-------- Provided information --------

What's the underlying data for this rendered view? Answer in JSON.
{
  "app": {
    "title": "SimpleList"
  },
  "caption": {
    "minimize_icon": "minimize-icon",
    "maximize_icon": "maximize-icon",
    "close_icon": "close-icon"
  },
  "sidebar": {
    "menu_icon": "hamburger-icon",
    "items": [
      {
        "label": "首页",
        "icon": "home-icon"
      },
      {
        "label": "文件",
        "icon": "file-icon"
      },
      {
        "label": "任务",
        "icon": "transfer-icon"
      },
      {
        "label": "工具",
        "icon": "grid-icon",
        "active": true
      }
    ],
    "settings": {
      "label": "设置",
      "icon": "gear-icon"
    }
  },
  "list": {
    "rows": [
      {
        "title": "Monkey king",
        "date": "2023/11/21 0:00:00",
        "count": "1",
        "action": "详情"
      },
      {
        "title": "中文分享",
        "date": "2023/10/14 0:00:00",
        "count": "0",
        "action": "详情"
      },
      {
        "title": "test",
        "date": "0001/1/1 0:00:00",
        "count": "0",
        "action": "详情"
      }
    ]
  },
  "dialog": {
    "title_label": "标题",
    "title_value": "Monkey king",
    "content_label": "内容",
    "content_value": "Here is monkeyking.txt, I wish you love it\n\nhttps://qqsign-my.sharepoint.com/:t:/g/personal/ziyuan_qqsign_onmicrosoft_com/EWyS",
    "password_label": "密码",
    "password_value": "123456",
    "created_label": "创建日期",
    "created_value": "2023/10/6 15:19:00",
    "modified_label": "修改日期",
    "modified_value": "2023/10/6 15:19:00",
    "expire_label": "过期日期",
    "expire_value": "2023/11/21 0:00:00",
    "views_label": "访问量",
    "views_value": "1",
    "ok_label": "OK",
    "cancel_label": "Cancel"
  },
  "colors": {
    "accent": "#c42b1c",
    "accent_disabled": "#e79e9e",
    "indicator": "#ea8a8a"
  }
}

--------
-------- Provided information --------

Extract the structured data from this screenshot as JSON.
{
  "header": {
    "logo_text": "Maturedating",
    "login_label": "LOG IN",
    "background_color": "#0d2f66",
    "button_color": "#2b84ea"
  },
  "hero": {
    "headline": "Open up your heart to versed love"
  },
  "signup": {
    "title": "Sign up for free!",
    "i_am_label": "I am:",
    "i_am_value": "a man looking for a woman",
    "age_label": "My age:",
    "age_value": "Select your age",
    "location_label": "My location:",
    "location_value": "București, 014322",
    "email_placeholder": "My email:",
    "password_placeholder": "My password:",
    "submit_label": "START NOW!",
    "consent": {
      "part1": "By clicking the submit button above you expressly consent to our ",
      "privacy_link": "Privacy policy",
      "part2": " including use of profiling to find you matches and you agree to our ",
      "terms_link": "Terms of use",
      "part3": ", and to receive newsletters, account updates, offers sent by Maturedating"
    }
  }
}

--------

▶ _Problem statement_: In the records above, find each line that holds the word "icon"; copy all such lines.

▶ _Answer to this exercise_:
    "minimize_icon": "minimize-icon",
    "maximize_icon": "maximize-icon",
    "close_icon": "close-icon"
    "menu_icon": "hamburger-icon",
        "icon": "home-icon"
        "icon": "file-icon"
        "icon": "transfer-icon"
        "icon": "grid-icon",
      "icon": "gear-icon"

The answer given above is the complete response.